• RECORDS
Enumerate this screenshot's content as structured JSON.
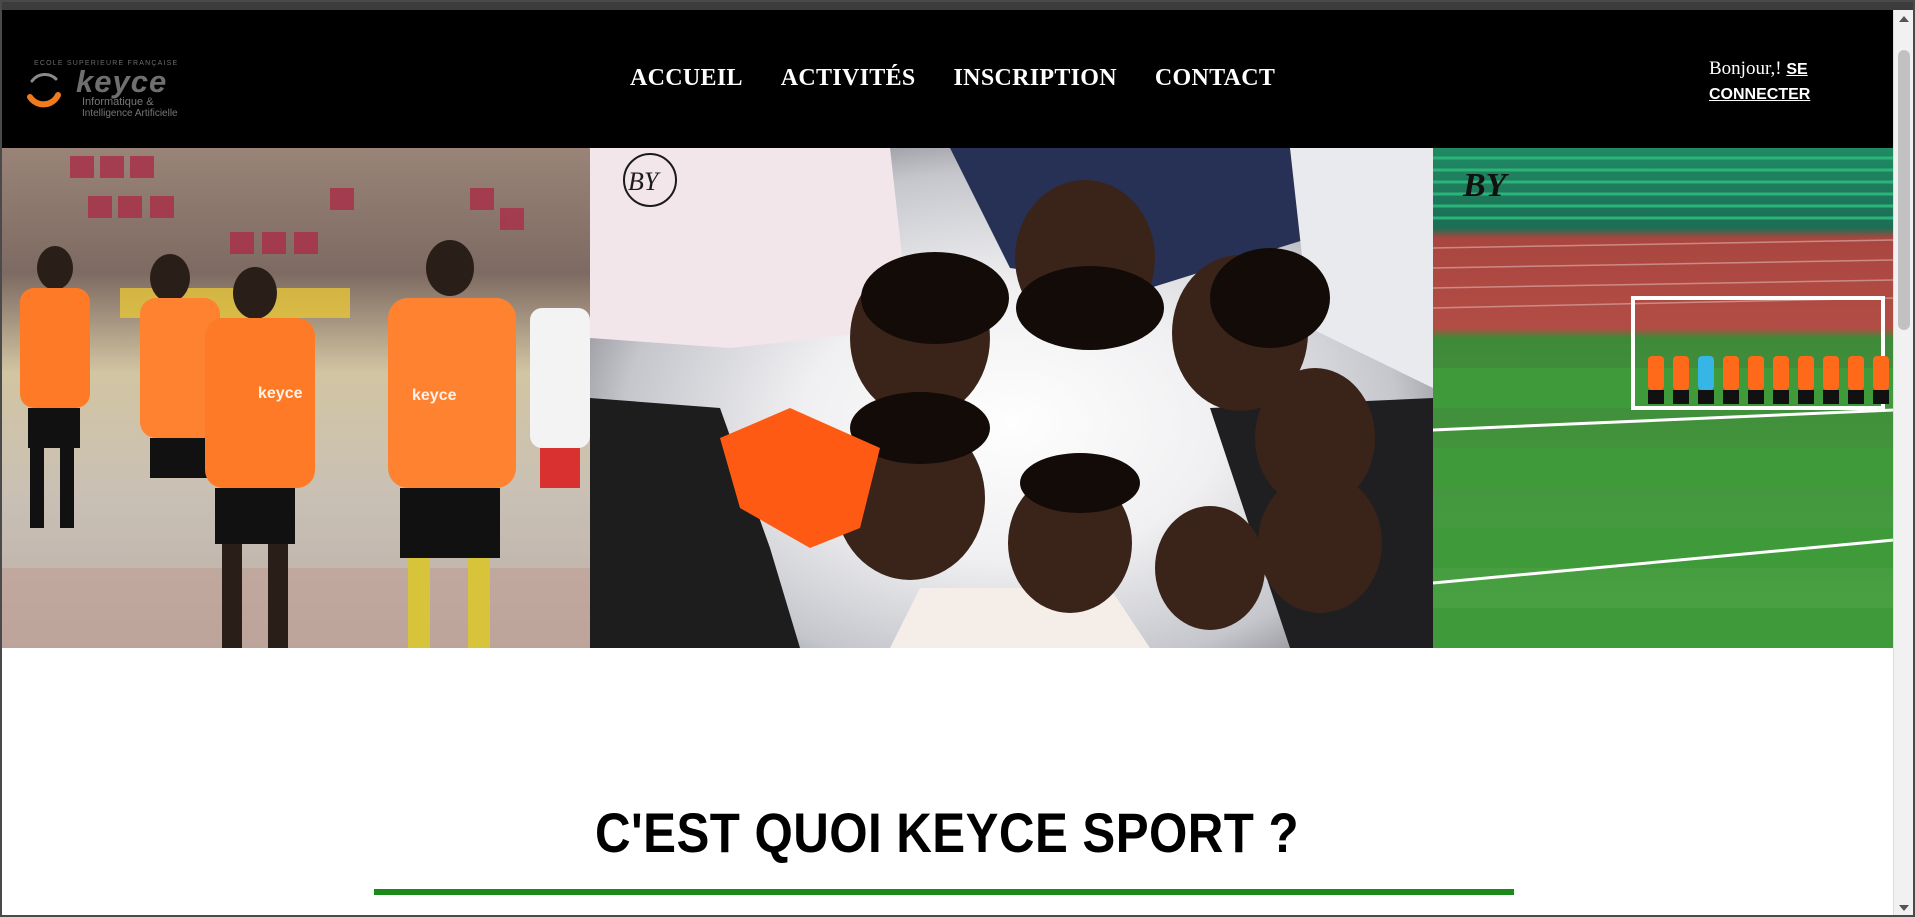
{
  "logo": {
    "tagline": "ECOLE SUPERIEURE FRANÇAISE",
    "brand": "keyce",
    "line1": "Informatique &",
    "line2": "Intelligence Artificielle"
  },
  "nav": [
    {
      "label": "ACCUEIL"
    },
    {
      "label": "ACTIVITÉS"
    },
    {
      "label": "INSCRIPTION"
    },
    {
      "label": "CONTACT"
    }
  ],
  "user": {
    "greeting": "Bonjour,!",
    "login_label": "SE CONNECTER"
  },
  "hero": {
    "photos": [
      {
        "alt": "Players in orange jerseys walking onto the pitch"
      },
      {
        "alt": "Team huddle viewed from below"
      },
      {
        "alt": "Team lined up in front of the goal"
      }
    ],
    "watermark": "BY"
  },
  "section": {
    "title": "C'EST QUOI KEYCE SPORT ?"
  },
  "colors": {
    "header_bg": "#000000",
    "accent_orange": "#ff7a1a",
    "rule_green": "#1a8a1a"
  }
}
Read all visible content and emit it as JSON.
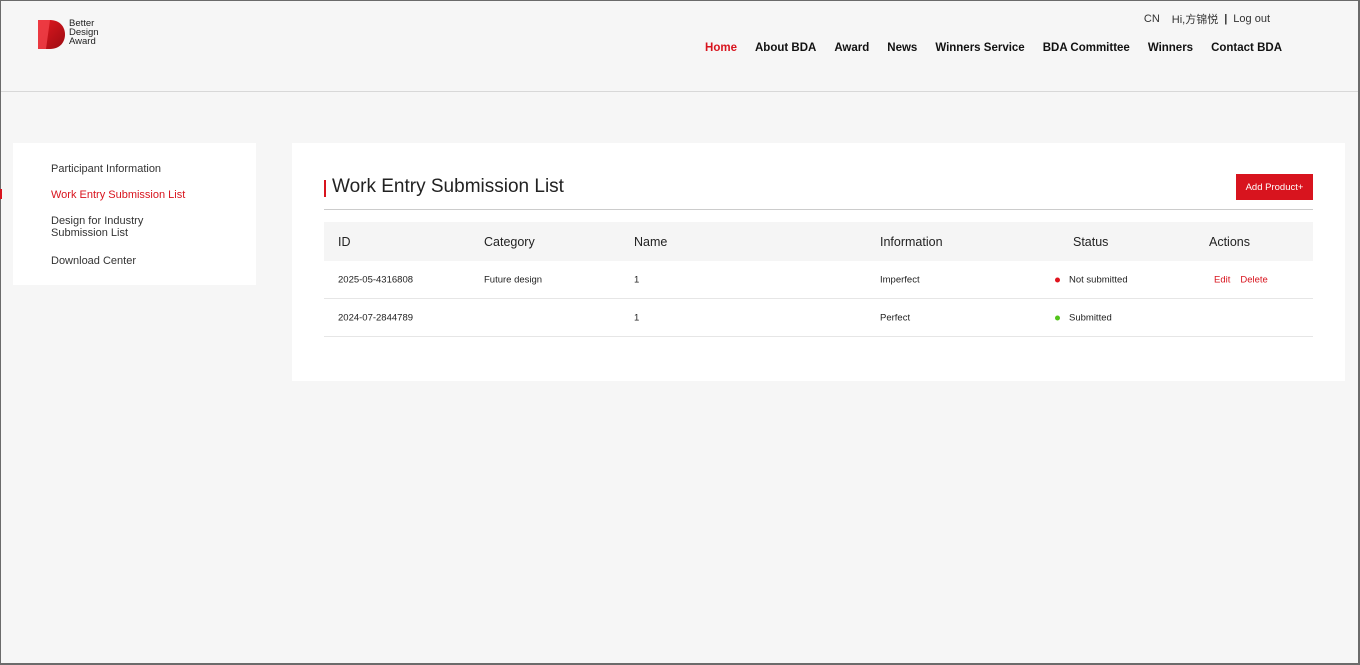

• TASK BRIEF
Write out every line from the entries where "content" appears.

• SOLUTION BELOW
Enumerate this screenshot's content as structured JSON.
Read all visible content and emit it as JSON.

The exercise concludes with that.